The ultimate digital tool, social media has the power to make and break your festival – so be its friend. Post about your event regularly, provide updates and take pictures. A super innovative tip is to have a screen showing all the tweets or posts on the ‘gram about your event live streamed to the crowd. Create a hashtag to help bolster that interactive digital experience.
3. Create family friendly viewing areas
Performance areas can cause a problem for families, where children can’t see over people and there’s a higher chance of them getting lost or injured.
A family viewing area could involve something as simple as temporary raised seating to the back or side of the main audience.
4. Offer your audience different genres and types of entertainment
Music festivals are now displaying poetry, cinema, seminars and spoken word in an attempt to give festival goers a more rounded experience. Glastonbury has a theatre and circus area, whilst Reading and Leeds Festivals have battle rap competitions.
Try to connect your audience through different mediums. Have an arcade section or a few sporty games on offer, there are plenty of entertainment to choose from.
5. Make some camping zones noise-free areas

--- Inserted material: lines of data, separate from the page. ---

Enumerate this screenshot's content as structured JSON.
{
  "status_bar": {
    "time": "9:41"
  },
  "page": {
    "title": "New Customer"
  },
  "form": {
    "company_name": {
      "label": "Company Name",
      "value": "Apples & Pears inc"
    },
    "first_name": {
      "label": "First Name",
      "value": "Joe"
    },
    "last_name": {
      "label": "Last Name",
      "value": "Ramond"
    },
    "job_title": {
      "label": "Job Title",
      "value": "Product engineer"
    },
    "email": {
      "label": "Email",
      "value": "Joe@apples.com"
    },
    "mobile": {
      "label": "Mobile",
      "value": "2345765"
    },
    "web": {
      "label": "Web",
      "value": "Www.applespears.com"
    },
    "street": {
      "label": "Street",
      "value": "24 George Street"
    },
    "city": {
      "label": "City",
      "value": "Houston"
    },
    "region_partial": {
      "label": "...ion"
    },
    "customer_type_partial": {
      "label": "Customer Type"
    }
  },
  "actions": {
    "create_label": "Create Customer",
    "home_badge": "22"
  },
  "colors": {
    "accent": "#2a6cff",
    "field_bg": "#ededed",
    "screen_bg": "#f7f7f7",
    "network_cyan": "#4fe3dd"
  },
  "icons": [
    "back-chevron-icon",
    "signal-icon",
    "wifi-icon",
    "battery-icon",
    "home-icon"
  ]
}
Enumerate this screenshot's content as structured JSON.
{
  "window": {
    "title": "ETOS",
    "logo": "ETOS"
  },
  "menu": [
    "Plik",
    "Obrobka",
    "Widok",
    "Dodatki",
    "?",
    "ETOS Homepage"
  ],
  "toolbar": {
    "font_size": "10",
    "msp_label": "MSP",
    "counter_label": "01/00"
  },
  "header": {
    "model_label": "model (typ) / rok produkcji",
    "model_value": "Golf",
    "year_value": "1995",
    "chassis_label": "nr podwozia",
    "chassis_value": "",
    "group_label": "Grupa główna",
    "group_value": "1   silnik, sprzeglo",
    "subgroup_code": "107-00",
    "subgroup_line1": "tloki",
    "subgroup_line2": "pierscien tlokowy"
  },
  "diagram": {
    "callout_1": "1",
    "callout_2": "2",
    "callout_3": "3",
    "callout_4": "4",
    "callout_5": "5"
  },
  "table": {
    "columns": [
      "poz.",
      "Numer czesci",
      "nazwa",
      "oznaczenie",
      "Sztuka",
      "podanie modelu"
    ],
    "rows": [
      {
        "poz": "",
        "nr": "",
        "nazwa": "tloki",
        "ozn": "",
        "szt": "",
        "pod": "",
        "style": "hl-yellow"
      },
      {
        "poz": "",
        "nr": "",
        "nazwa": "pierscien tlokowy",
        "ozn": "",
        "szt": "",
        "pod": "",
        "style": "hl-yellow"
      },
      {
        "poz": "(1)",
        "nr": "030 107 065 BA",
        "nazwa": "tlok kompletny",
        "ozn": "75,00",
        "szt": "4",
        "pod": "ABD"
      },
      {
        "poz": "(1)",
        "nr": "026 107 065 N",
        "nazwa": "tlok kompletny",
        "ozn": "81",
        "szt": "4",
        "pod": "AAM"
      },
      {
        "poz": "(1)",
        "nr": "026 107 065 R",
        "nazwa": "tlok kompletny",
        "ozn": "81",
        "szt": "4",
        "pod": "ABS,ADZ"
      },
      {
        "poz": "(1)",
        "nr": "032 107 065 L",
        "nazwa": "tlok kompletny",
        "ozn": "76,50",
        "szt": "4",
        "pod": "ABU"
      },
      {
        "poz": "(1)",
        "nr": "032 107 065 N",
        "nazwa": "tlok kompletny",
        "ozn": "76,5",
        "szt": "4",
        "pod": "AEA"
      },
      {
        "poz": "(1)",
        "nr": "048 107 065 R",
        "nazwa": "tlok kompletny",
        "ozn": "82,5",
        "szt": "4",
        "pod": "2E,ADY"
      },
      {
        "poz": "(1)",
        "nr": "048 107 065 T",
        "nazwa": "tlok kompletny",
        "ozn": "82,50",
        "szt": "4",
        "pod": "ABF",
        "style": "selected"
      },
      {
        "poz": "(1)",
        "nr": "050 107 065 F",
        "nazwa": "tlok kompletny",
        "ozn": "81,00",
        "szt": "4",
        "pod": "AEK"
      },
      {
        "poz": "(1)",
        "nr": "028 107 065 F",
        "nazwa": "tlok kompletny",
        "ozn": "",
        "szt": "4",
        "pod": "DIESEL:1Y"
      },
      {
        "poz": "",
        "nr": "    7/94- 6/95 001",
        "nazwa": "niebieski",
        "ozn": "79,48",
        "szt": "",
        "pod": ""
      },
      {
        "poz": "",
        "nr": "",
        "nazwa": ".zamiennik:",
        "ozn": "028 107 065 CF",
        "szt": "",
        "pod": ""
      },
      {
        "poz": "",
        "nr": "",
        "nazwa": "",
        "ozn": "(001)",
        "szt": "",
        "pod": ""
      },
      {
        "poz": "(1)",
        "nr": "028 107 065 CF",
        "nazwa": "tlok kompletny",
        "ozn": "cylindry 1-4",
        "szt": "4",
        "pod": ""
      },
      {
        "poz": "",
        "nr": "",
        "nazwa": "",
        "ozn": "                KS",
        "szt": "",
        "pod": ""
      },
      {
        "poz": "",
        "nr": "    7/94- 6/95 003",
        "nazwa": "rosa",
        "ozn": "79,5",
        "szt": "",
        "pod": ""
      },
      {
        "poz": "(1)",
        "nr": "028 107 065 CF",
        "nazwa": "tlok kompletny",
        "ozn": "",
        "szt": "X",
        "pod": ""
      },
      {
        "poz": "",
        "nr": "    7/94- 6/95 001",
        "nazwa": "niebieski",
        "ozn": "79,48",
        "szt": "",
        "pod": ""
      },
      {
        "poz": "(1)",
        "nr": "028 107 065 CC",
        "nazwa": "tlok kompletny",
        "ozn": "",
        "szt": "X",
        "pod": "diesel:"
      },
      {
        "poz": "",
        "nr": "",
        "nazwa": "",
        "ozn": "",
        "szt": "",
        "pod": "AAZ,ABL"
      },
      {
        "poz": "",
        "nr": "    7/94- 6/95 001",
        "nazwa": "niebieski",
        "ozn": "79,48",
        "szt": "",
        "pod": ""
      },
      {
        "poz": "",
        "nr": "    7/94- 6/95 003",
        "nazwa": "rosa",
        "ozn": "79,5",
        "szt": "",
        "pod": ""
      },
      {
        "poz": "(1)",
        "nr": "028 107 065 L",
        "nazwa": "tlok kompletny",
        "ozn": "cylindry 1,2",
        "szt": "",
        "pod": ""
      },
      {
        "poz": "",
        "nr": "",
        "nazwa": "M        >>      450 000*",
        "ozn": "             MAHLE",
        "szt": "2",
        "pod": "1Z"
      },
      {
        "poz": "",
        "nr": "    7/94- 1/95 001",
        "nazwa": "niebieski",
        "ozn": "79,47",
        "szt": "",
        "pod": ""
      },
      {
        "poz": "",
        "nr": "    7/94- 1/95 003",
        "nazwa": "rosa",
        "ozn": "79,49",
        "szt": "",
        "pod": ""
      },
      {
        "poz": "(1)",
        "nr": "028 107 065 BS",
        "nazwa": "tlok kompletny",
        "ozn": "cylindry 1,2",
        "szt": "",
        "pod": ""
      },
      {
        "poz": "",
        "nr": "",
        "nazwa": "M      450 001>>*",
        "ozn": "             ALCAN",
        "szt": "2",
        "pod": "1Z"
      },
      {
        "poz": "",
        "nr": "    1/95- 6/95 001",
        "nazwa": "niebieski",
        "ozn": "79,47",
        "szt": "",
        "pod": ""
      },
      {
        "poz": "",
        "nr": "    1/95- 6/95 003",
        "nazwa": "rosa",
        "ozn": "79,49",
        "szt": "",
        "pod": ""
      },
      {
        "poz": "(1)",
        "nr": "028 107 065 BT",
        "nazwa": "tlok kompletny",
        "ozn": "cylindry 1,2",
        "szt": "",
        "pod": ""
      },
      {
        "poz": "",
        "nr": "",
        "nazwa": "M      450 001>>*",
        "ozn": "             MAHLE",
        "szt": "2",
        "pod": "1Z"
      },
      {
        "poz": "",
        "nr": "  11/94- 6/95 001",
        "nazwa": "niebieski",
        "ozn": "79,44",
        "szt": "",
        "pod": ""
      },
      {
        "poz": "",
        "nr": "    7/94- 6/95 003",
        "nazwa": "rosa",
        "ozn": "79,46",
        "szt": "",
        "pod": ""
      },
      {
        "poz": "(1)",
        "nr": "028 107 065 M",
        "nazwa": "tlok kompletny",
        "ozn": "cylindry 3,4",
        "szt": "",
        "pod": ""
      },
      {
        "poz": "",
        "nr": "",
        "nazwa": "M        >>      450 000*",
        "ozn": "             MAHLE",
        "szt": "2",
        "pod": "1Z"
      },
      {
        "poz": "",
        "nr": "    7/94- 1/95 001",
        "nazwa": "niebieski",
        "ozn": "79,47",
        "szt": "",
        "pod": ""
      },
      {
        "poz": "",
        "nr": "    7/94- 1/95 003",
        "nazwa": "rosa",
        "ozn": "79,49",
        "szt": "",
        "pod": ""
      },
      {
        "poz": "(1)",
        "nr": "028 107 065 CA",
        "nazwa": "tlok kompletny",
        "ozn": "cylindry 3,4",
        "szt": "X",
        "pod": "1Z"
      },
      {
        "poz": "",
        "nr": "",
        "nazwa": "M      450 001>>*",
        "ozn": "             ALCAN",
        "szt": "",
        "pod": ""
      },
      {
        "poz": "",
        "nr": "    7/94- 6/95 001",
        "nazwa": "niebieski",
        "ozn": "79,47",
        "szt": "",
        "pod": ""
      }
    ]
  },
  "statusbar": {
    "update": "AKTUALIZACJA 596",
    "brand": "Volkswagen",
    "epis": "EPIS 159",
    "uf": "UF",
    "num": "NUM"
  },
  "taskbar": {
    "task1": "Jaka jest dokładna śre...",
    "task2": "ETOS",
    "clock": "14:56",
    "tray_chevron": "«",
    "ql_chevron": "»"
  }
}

One of the downsides of festivals is lack of sleep. Try to limit late-night volume by providing campaign zones a relative distance away from the event. Cutting the noise at night in some areas could make for a better day time experience.
6. Take inspiration from hotels and offer a ‘porter’ service
Anyone who has ever camped at a festival, especially a major one like Reading, Glastonbury or Download, will know that one of the worst parts of the weekend is having to carry your luggage from the car park to your chosen pitch.
Tent, rucksack, alcohol, folding chairs, sleeping bag, pillow… it’s tiring just thinking about it. It’s especially bad when the rain has been falling and you’re having to wade through mud.
Take this stress away by providing staff members to carry luggage for people. You could even provide them with trolleys of sleds so they’re not having to bear the load themselves.
7. Create convenience with an on-site shop
There are usually stalls selling clothes and merchandise, but what about the essentials.
Provide access to pharmaceuticals, pillows and pringles; milk and matches; fruit and folding chairs.
Having a temporary shop improves the customer experience and adds an extra revenue channel for the organiser.
8. Speak to potential customers
Create a platform which reaches out to new customers. The best way to do this is through social media. Use Twitter and Facebook polls to suggest aspects of your festival and let your followers vote on their favourite. It’s also a great way of creating a buzz and selling more tickets.
There is a huge thirst for festivals and outdoor events at the moment – satiate it.
9. Offer the option to reserve camping pitches
Allowing customers to pre-book their pitch gives them the peace of mind that they can arrive at a convenient time, and they’re not rushing or fighting for the best spot. This can be a paid option you offer, therefore also adding another revenue stream. Putting on a festival is all about giving customers the best possible experience.